AIM OF THE TASK. Repeat the listing in full, exactly as it stands.

Segment Open

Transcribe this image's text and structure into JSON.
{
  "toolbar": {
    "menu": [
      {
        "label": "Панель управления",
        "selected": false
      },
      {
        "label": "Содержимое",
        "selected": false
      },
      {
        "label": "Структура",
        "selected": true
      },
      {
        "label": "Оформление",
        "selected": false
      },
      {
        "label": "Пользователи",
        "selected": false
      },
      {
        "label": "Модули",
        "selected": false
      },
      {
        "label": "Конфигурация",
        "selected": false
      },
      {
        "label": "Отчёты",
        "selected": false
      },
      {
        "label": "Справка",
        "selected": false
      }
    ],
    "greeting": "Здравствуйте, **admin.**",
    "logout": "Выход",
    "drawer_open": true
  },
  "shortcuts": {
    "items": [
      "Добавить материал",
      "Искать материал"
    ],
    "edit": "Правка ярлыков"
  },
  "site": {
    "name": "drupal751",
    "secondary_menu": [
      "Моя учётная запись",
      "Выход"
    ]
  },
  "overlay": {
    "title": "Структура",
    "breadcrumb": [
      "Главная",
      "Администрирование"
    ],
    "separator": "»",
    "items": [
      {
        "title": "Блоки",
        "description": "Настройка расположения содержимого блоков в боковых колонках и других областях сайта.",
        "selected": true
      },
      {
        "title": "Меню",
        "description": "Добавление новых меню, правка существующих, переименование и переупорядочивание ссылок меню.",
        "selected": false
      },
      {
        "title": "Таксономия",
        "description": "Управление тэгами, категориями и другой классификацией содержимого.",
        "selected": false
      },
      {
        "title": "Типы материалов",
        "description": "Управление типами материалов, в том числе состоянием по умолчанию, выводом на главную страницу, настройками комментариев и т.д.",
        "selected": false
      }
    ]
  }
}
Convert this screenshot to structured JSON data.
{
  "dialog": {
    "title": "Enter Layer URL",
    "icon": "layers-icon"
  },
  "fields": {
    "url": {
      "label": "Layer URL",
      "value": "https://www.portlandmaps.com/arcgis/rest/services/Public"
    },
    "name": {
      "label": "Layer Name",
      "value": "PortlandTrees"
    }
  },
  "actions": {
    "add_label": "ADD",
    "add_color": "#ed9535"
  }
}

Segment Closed

THE ANSWER.
Transcribe this image's text and structure into JSON.
{
  "toolbar": {
    "menu": [
      {
        "label": "Панель управления",
        "selected": false
      },
      {
        "label": "Содержимое",
        "selected": false
      },
      {
        "label": "Структура",
        "selected": true
      },
      {
        "label": "Оформление",
        "selected": false
      },
      {
        "label": "Пользователи",
        "selected": false
      },
      {
        "label": "Модули",
        "selected": false
      },
      {
        "label": "Конфигурация",
        "selected": false
      },
      {
        "label": "Отчёты",
        "selected": false
      },
      {
        "label": "Справка",
        "selected": false
      }
    ],
    "greeting": "Здравствуйте, **admin.**",
    "logout": "Выход",
    "drawer_open": true
  },
  "shortcuts": {
    "items": [
      "Добавить материал",
      "Искать материал"
    ],
    "edit": "Правка ярлыков"
  },
  "site": {
    "name": "drupal751",
    "secondary_menu": [
      "Моя учётная запись",
      "Выход"
    ]
  },
  "overlay": {
    "title": "Структура",
    "breadcrumb": [
      "Главная",
      "Администрирование"
    ],
    "separator": "»",
    "items": [
      {
        "title": "Блоки",
        "description": "Настройка расположения содержимого блоков в боковых колонках и других областях сайта.",
        "selected": true
      },
      {
        "title": "Меню",
        "description": "Добавление новых меню, правка существующих, переименование и переупорядочивание ссылок меню.",
        "selected": false
      },
      {
        "title": "Таксономия",
        "description": "Управление тэгами, категориями и другой классификацией содержимого.",
        "selected": false
      },
      {
        "title": "Типы материалов",
        "description": "Управление типами материалов, в том числе состоянием по умолчанию, выводом на главную страницу, настройками комментариев и т.д.",
        "selected": false
      }
    ]
  }
}
Convert this screenshot to structured JSON data.
{
  "dialog": {
    "title": "Enter Layer URL",
    "icon": "layers-icon"
  },
  "fields": {
    "url": {
      "label": "Layer URL",
      "value": "https://www.portlandmaps.com/arcgis/rest/services/Public"
    },
    "name": {
      "label": "Layer Name",
      "value": "PortlandTrees"
    }
  },
  "actions": {
    "add_label": "ADD",
    "add_color": "#ed9535"
  }
}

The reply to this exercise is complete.